America isn't great because it's the biggest, but because it's the best place to live, work, and innovate
Last week, during his State of the Union address, President Obama announced, “the United States is better-positioned for the 21st century than any other nation on Earth.” While it isn’t quite clear what indicators he was using to make that statement, we know one measure he wasn’t using: size. It’s only a matter of time before China overtakes the U.S. as the world’s largest economy, thanks to economic growth that has been four or five times faster than the U.S. over the last couple decades.
For all the last few years have been grim economic times for America, the U.S. still ranks sixth out of 175 countries in average income. But Americans have already lost bragging rights as the world’s largest trading nation, and China may have overtaken the U.S. as world’s largest economy as well, according to former International Monetary Fund economist Arvind Subramanian.

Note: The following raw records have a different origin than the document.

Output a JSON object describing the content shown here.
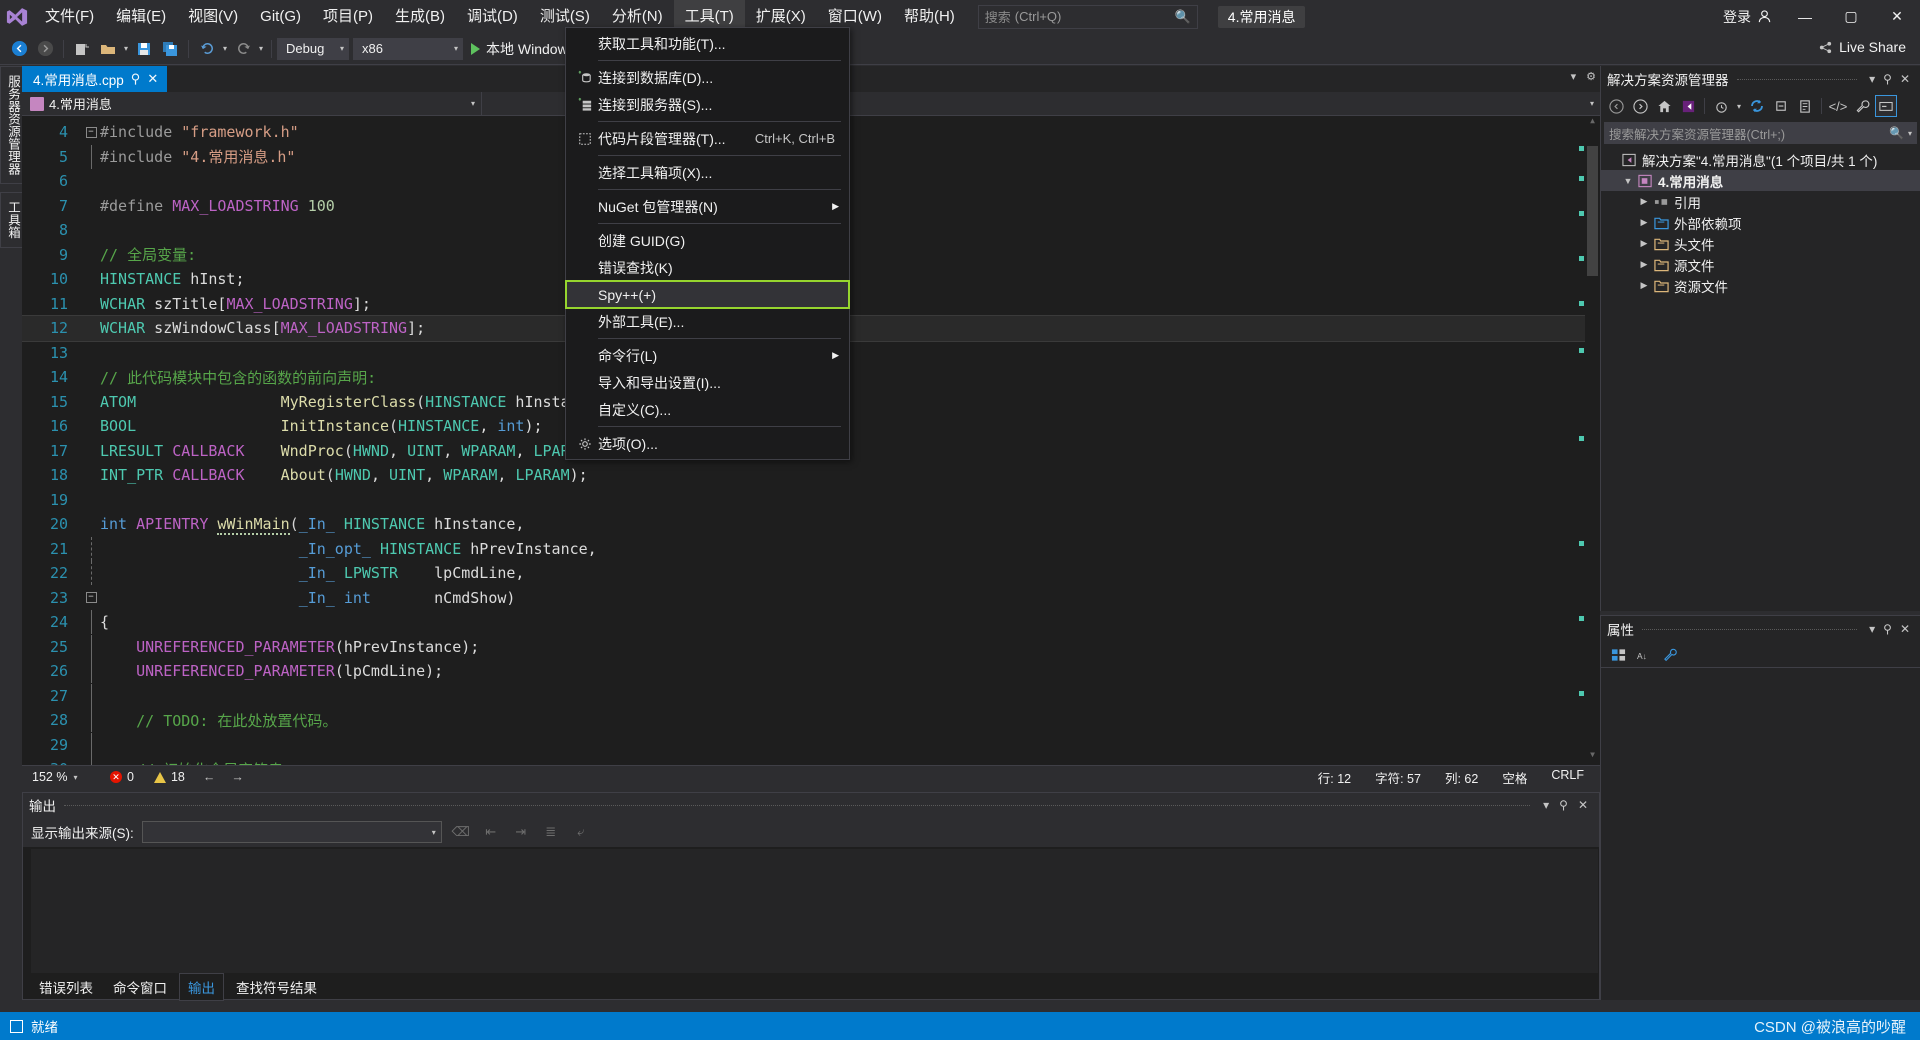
{
  "titlebar": {
    "logo_icon": "visual-studio-logo",
    "menus": [
      {
        "label": "文件(F)"
      },
      {
        "label": "编辑(E)"
      },
      {
        "label": "视图(V)"
      },
      {
        "label": "Git(G)"
      },
      {
        "label": "项目(P)"
      },
      {
        "label": "生成(B)"
      },
      {
        "label": "调试(D)"
      },
      {
        "label": "测试(S)"
      },
      {
        "label": "分析(N)"
      },
      {
        "label": "工具(T)"
      },
      {
        "label": "扩展(X)"
      },
      {
        "label": "窗口(W)"
      },
      {
        "label": "帮助(H)"
      }
    ],
    "search": {
      "label": "搜索",
      "placeholder": "(Ctrl+Q)",
      "icon": "search-icon"
    },
    "project_pill": "4.常用消息",
    "signin": "登录",
    "signin_icon": "account-icon",
    "minimize": "—",
    "maximize": "▢",
    "close": "✕"
  },
  "toolbar": {
    "back_icon": "navigate-back-icon",
    "forward_icon": "navigate-forward-icon",
    "new_icon": "new-project-icon",
    "open_icon": "open-file-icon",
    "save_icon": "save-icon",
    "save_all_icon": "save-all-icon",
    "undo_icon": "undo-icon",
    "redo_icon": "redo-icon",
    "config": "Debug",
    "platform": "x86",
    "run_label": "本地 Windows",
    "run_icon": "play-icon",
    "live_share": "Live Share",
    "live_share_icon": "live-share-icon"
  },
  "left_rail": [
    {
      "label": "服务器资源管理器"
    },
    {
      "label": "工具箱"
    }
  ],
  "editor": {
    "tab": {
      "label": "4.常用消息.cpp",
      "pin_icon": "pin-icon",
      "close_icon": "close-icon"
    },
    "nav_left": "4.常用消息",
    "nav_left_icon": "cpp-file-icon",
    "nav_right": "",
    "status": {
      "zoom": "152 %",
      "errors": "0",
      "warnings": "18",
      "line_label": "行: 12",
      "char_label": "字符: 57",
      "col_label": "列: 62",
      "encoding": "空格",
      "eol": "CRLF"
    },
    "code_lines": [
      {
        "no": "4",
        "fold": "minus",
        "tokens": [
          {
            "t": "#include ",
            "c": "c-pre"
          },
          {
            "t": "\"framework.h\"",
            "c": "c-str"
          }
        ]
      },
      {
        "no": "5",
        "fold": "bar",
        "tokens": [
          {
            "t": "#include ",
            "c": "c-pre"
          },
          {
            "t": "\"4.常用消息.h\"",
            "c": "c-str"
          }
        ]
      },
      {
        "no": "6",
        "fold": "",
        "tokens": []
      },
      {
        "no": "7",
        "fold": "",
        "tokens": [
          {
            "t": "#define ",
            "c": "c-pre"
          },
          {
            "t": "MAX_LOADSTRING",
            "c": "c-macro"
          },
          {
            "t": " ",
            "c": "c-plain"
          },
          {
            "t": "100",
            "c": "c-num"
          }
        ]
      },
      {
        "no": "8",
        "fold": "",
        "tokens": []
      },
      {
        "no": "9",
        "fold": "",
        "tokens": [
          {
            "t": "// 全局变量:",
            "c": "c-cmt"
          }
        ]
      },
      {
        "no": "10",
        "fold": "",
        "tokens": [
          {
            "t": "HINSTANCE",
            "c": "c-type"
          },
          {
            "t": " hInst;",
            "c": "c-plain"
          }
        ]
      },
      {
        "no": "11",
        "fold": "",
        "tokens": [
          {
            "t": "WCHAR",
            "c": "c-type"
          },
          {
            "t": " szTitle[",
            "c": "c-plain"
          },
          {
            "t": "MAX_LOADSTRING",
            "c": "c-macro"
          },
          {
            "t": "];",
            "c": "c-plain"
          }
        ]
      },
      {
        "no": "12",
        "fold": "",
        "selected": true,
        "tokens": [
          {
            "t": "WCHAR",
            "c": "c-type"
          },
          {
            "t": " szWindowClass[",
            "c": "c-plain"
          },
          {
            "t": "MAX_LOADSTRING",
            "c": "c-macro"
          },
          {
            "t": "];",
            "c": "c-plain"
          }
        ]
      },
      {
        "no": "13",
        "fold": "",
        "tokens": []
      },
      {
        "no": "14",
        "fold": "",
        "tokens": [
          {
            "t": "// 此代码模块中包含的函数的前向声明:",
            "c": "c-cmt"
          }
        ]
      },
      {
        "no": "15",
        "fold": "",
        "tokens": [
          {
            "t": "ATOM",
            "c": "c-type"
          },
          {
            "t": "                ",
            "c": "c-plain"
          },
          {
            "t": "MyRegisterClass",
            "c": "c-fn"
          },
          {
            "t": "(",
            "c": "c-pun"
          },
          {
            "t": "HINSTANCE",
            "c": "c-type"
          },
          {
            "t": " hInstance);",
            "c": "c-plain"
          }
        ]
      },
      {
        "no": "16",
        "fold": "",
        "tokens": [
          {
            "t": "BOOL",
            "c": "c-type"
          },
          {
            "t": "                ",
            "c": "c-plain"
          },
          {
            "t": "InitInstance",
            "c": "c-fn"
          },
          {
            "t": "(",
            "c": "c-pun"
          },
          {
            "t": "HINSTANCE",
            "c": "c-type"
          },
          {
            "t": ", ",
            "c": "c-plain"
          },
          {
            "t": "int",
            "c": "c-kw"
          },
          {
            "t": ");",
            "c": "c-plain"
          }
        ]
      },
      {
        "no": "17",
        "fold": "",
        "tokens": [
          {
            "t": "LRESULT",
            "c": "c-type"
          },
          {
            "t": " ",
            "c": "c-plain"
          },
          {
            "t": "CALLBACK",
            "c": "c-macro"
          },
          {
            "t": "    ",
            "c": "c-plain"
          },
          {
            "t": "WndProc",
            "c": "c-fn"
          },
          {
            "t": "(",
            "c": "c-pun"
          },
          {
            "t": "HWND",
            "c": "c-type"
          },
          {
            "t": ", ",
            "c": "c-plain"
          },
          {
            "t": "UINT",
            "c": "c-type"
          },
          {
            "t": ", ",
            "c": "c-plain"
          },
          {
            "t": "WPARAM",
            "c": "c-type"
          },
          {
            "t": ", ",
            "c": "c-plain"
          },
          {
            "t": "LPARAM",
            "c": "c-type"
          },
          {
            "t": ");",
            "c": "c-plain"
          }
        ]
      },
      {
        "no": "18",
        "fold": "",
        "tokens": [
          {
            "t": "INT_PTR",
            "c": "c-type"
          },
          {
            "t": " ",
            "c": "c-plain"
          },
          {
            "t": "CALLBACK",
            "c": "c-macro"
          },
          {
            "t": "    ",
            "c": "c-plain"
          },
          {
            "t": "About",
            "c": "c-fn"
          },
          {
            "t": "(",
            "c": "c-pun"
          },
          {
            "t": "HWND",
            "c": "c-type"
          },
          {
            "t": ", ",
            "c": "c-plain"
          },
          {
            "t": "UINT",
            "c": "c-type"
          },
          {
            "t": ", ",
            "c": "c-plain"
          },
          {
            "t": "WPARAM",
            "c": "c-type"
          },
          {
            "t": ", ",
            "c": "c-plain"
          },
          {
            "t": "LPARAM",
            "c": "c-type"
          },
          {
            "t": ");",
            "c": "c-plain"
          }
        ]
      },
      {
        "no": "19",
        "fold": "",
        "tokens": []
      },
      {
        "no": "20",
        "fold": "",
        "tokens": [
          {
            "t": "int",
            "c": "c-kw"
          },
          {
            "t": " ",
            "c": "c-plain"
          },
          {
            "t": "APIENTRY",
            "c": "c-macro"
          },
          {
            "t": " ",
            "c": "c-plain"
          },
          {
            "t": "wWinMain",
            "c": "c-fn squiggle"
          },
          {
            "t": "(",
            "c": "c-pun"
          },
          {
            "t": "_In_",
            "c": "c-kw"
          },
          {
            "t": " ",
            "c": "c-plain"
          },
          {
            "t": "HINSTANCE",
            "c": "c-type"
          },
          {
            "t": " hInstance,",
            "c": "c-plain"
          }
        ]
      },
      {
        "no": "21",
        "fold": "dots",
        "tokens": [
          {
            "t": "                      ",
            "c": "c-plain"
          },
          {
            "t": "_In_opt_",
            "c": "c-kw"
          },
          {
            "t": " ",
            "c": "c-plain"
          },
          {
            "t": "HINSTANCE",
            "c": "c-type"
          },
          {
            "t": " hPrevInstance,",
            "c": "c-plain"
          }
        ]
      },
      {
        "no": "22",
        "fold": "dots",
        "tokens": [
          {
            "t": "                      ",
            "c": "c-plain"
          },
          {
            "t": "_In_",
            "c": "c-kw"
          },
          {
            "t": " ",
            "c": "c-plain"
          },
          {
            "t": "LPWSTR",
            "c": "c-type"
          },
          {
            "t": "    lpCmdLine,",
            "c": "c-plain"
          }
        ]
      },
      {
        "no": "23",
        "fold": "minus2",
        "tokens": [
          {
            "t": "                      ",
            "c": "c-plain"
          },
          {
            "t": "_In_",
            "c": "c-kw"
          },
          {
            "t": " ",
            "c": "c-plain"
          },
          {
            "t": "int",
            "c": "c-kw"
          },
          {
            "t": "       nCmdShow)",
            "c": "c-plain"
          }
        ]
      },
      {
        "no": "24",
        "fold": "bar",
        "tokens": [
          {
            "t": "{",
            "c": "c-plain"
          }
        ]
      },
      {
        "no": "25",
        "fold": "bar",
        "tokens": [
          {
            "t": "    ",
            "c": "c-plain"
          },
          {
            "t": "UNREFERENCED_PARAMETER",
            "c": "c-macro"
          },
          {
            "t": "(hPrevInstance);",
            "c": "c-plain"
          }
        ]
      },
      {
        "no": "26",
        "fold": "bar",
        "tokens": [
          {
            "t": "    ",
            "c": "c-plain"
          },
          {
            "t": "UNREFERENCED_PARAMETER",
            "c": "c-macro"
          },
          {
            "t": "(lpCmdLine);",
            "c": "c-plain"
          }
        ]
      },
      {
        "no": "27",
        "fold": "bar",
        "tokens": []
      },
      {
        "no": "28",
        "fold": "bar",
        "tokens": [
          {
            "t": "    ",
            "c": "c-plain"
          },
          {
            "t": "// TODO: 在此处放置代码。",
            "c": "c-cmt"
          }
        ]
      },
      {
        "no": "29",
        "fold": "bar",
        "tokens": []
      },
      {
        "no": "30",
        "fold": "bar",
        "tokens": [
          {
            "t": "    ",
            "c": "c-plain"
          },
          {
            "t": "// 初始化全局字符串",
            "c": "c-cmt"
          }
        ]
      }
    ]
  },
  "tools_menu": {
    "items": [
      {
        "label": "获取工具和功能(T)...",
        "icon": "",
        "keys": "",
        "submenu": false
      },
      {
        "sep": true
      },
      {
        "label": "连接到数据库(D)...",
        "icon": "database-icon",
        "keys": "",
        "submenu": false
      },
      {
        "label": "连接到服务器(S)...",
        "icon": "server-icon",
        "keys": "",
        "submenu": false
      },
      {
        "sep": true
      },
      {
        "label": "代码片段管理器(T)...",
        "icon": "snippet-icon",
        "keys": "Ctrl+K, Ctrl+B",
        "submenu": false
      },
      {
        "sep": true
      },
      {
        "label": "选择工具箱项(X)...",
        "icon": "",
        "keys": "",
        "submenu": false
      },
      {
        "sep": true
      },
      {
        "label": "NuGet 包管理器(N)",
        "icon": "",
        "keys": "",
        "submenu": true
      },
      {
        "sep": true
      },
      {
        "label": "创建 GUID(G)",
        "icon": "",
        "keys": "",
        "submenu": false
      },
      {
        "label": "错误查找(K)",
        "icon": "",
        "keys": "",
        "submenu": false
      },
      {
        "label": "Spy++(+)",
        "icon": "",
        "keys": "",
        "submenu": false,
        "highlight": true
      },
      {
        "label": "外部工具(E)...",
        "icon": "",
        "keys": "",
        "submenu": false
      },
      {
        "sep": true
      },
      {
        "label": "命令行(L)",
        "icon": "",
        "keys": "",
        "submenu": true
      },
      {
        "label": "导入和导出设置(I)...",
        "icon": "",
        "keys": "",
        "submenu": false
      },
      {
        "label": "自定义(C)...",
        "icon": "",
        "keys": "",
        "submenu": false
      },
      {
        "sep": true
      },
      {
        "label": "选项(O)...",
        "icon": "gear-icon",
        "keys": "",
        "submenu": false
      }
    ],
    "highlight_color": "#96d52e"
  },
  "solution_explorer": {
    "title": "解决方案资源管理器",
    "dropdown_icon": "chevron-down-icon",
    "pin_icon": "pin-icon",
    "close_icon": "close-icon",
    "toolbar_icons": [
      "back-icon",
      "forward-icon",
      "home-icon",
      "solution-icon",
      "pending-changes-icon",
      "refresh-icon",
      "collapse-all-icon",
      "properties-icon",
      "show-all-files-icon",
      "wrench-icon",
      "preview-icon"
    ],
    "search_placeholder": "搜索解决方案资源管理器(Ctrl+;)",
    "search_icon": "search-icon",
    "tree": [
      {
        "indent": 0,
        "tri": "",
        "icon": "solution-icon",
        "label": "解决方案\"4.常用消息\"(1 个项目/共 1 个)",
        "selected": false
      },
      {
        "indent": 1,
        "tri": "▼",
        "icon": "cpp-project-icon",
        "label": "4.常用消息",
        "selected": true,
        "bold": true
      },
      {
        "indent": 2,
        "tri": "▶",
        "icon": "references-icon",
        "label": "引用",
        "selected": false
      },
      {
        "indent": 2,
        "tri": "▶",
        "icon": "external-deps-icon",
        "label": "外部依赖项",
        "selected": false
      },
      {
        "indent": 2,
        "tri": "▶",
        "icon": "folder-icon",
        "label": "头文件",
        "selected": false
      },
      {
        "indent": 2,
        "tri": "▶",
        "icon": "folder-icon",
        "label": "源文件",
        "selected": false
      },
      {
        "indent": 2,
        "tri": "▶",
        "icon": "folder-icon",
        "label": "资源文件",
        "selected": false
      }
    ]
  },
  "properties": {
    "title": "属性",
    "dropdown_icon": "chevron-down-icon",
    "pin_icon": "pin-icon",
    "close_icon": "close-icon",
    "toolbar_icons": [
      "categorized-icon",
      "alphabetical-icon",
      "properties-icon"
    ]
  },
  "output": {
    "title": "输出",
    "dropdown_icon": "chevron-down-icon",
    "pin_icon": "pin-icon",
    "close_icon": "close-icon",
    "source_label": "显示输出来源(S):",
    "source_value": "",
    "toolbar_icons": [
      "clear-icon",
      "prev-icon",
      "next-icon",
      "wordwrap-icon",
      "toggle-icon"
    ],
    "tabs": [
      {
        "label": "错误列表",
        "selected": false
      },
      {
        "label": "命令窗口",
        "selected": false
      },
      {
        "label": "输出",
        "selected": true
      },
      {
        "label": "查找符号结果",
        "selected": false
      }
    ]
  },
  "statusbar": {
    "ready": "就绪",
    "ready_icon": "status-square-icon",
    "watermark": "CSDN @被浪高的吵醒"
  }
}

Even the more pessimistic of China-watchers appear to agree the U.S. will drop to second place by decade’s end at the latest. Will this doom the U.S. to a penurious future of lower average incomes, as it slowly sinks into the stagnant backwaters of the global economy?
No. Being biggest was never the real secret to American riches. And the tiny size of the economies that we know are richer than America today (Macao, Qatar, Luxembourg, Singapore, Norway, and Brunei) also suggests there’s probably more to average income than absolute scale. Five of them are effective city-states, and they have a combined population of about 14 million, or about one-twentieth of America’s.
So if simple scale doesn’t explain why the U.S. is one of the richest countries in the world, what does?
America’s advantage is based on being an incredible place to live and work. We can learn something from our thriving cities: Attract the best people and the most investment. Cities with more bars, restaurants, and theatres attract more college-educated residents and see faster employment and productivity growth, according to work by Harvard’s Ed Glaeser and the University of Chicago’s Jesse Shapiro. Be a nicer place to live, and your productivity will increase.
The same applies at the national level. It’s because America is a better place to live, work, and innovate than almost anywhere else that all six Chinese-born Nobel-prize-winning scientists now reside in the U.S., for example. And the benefits to the U.S. are huge: fully one-quarter of all U.S. patent applications had foreign nationals residing in the U.S. as inventors or co-inventors. Sixty percent of software engineers in the U.S. are migrants, along with more than one-half of all medical scientists. It is because America is a great place to make money that Chinese investment in the U.S. is forecasted to top $200 billion and employ 400,000 Americans by 2020.
Of course it’s not just about the new arrivals, it’s also about those born from previous generations of immigrants. America is a country made great—and productive—by the realization of its founding principles. It was a pioneer of broad-based democracy, universal education, and civil rights. Even middle-class people can buy a large house that’s a reasonably short drive to work in a safe neighborhood with good public schools. A bonus: They’re often near incredibly beautiful state and federal parks. The legal system, for all of the ambulance chasing and patent-thicketing, is reasonably un-capricious. You are secure in what you say, and you have considerable opportunity to say or do something else somewhere else in the country.
Compare the nation about to replace the U.S. atop the global output rankings: For all the fancy new airports and fast trains connecting major cities, people in China do not have freedom to move without government permission, nor freedom to speak without risk of disappearance. The smog in big cities is bad enough to be a major cause of death, and the poverty in parts of the country is severe enough that around a quarter of the country’s population subsists on less than $2 income each day. Being biggest is very different from being best.
If America wants to benefit from a growing global economy over the next century, it needs to ensure it retains its edge in quality of life. That means improving the country’s schools, colleges, and hospitals so they remain some of the best in the world. It means that physical and cultural infrastructure is strengthened, and that opportunity really is open to all of ability and drive—not only the lucky few. And it means opening the doors wide to innovators, entrepreneurs, and investors who understand that what makes America great has nothing to do with its GDP ranking or having the world’s biggest military.
What made and makes America a wonderful place are its opportunities and the creed “life, liberty, and the pursuit of happiness.” Ensuring all here at home can participate in that pursuit will perfectly position America for the opportunities of the 21st century.
Charles Kenny is a Senior Fellow at the Center for Global Development. This article is adapted from his book, The Upside of Down: Why the Rise of the Rest is Great for the West (Basic Books).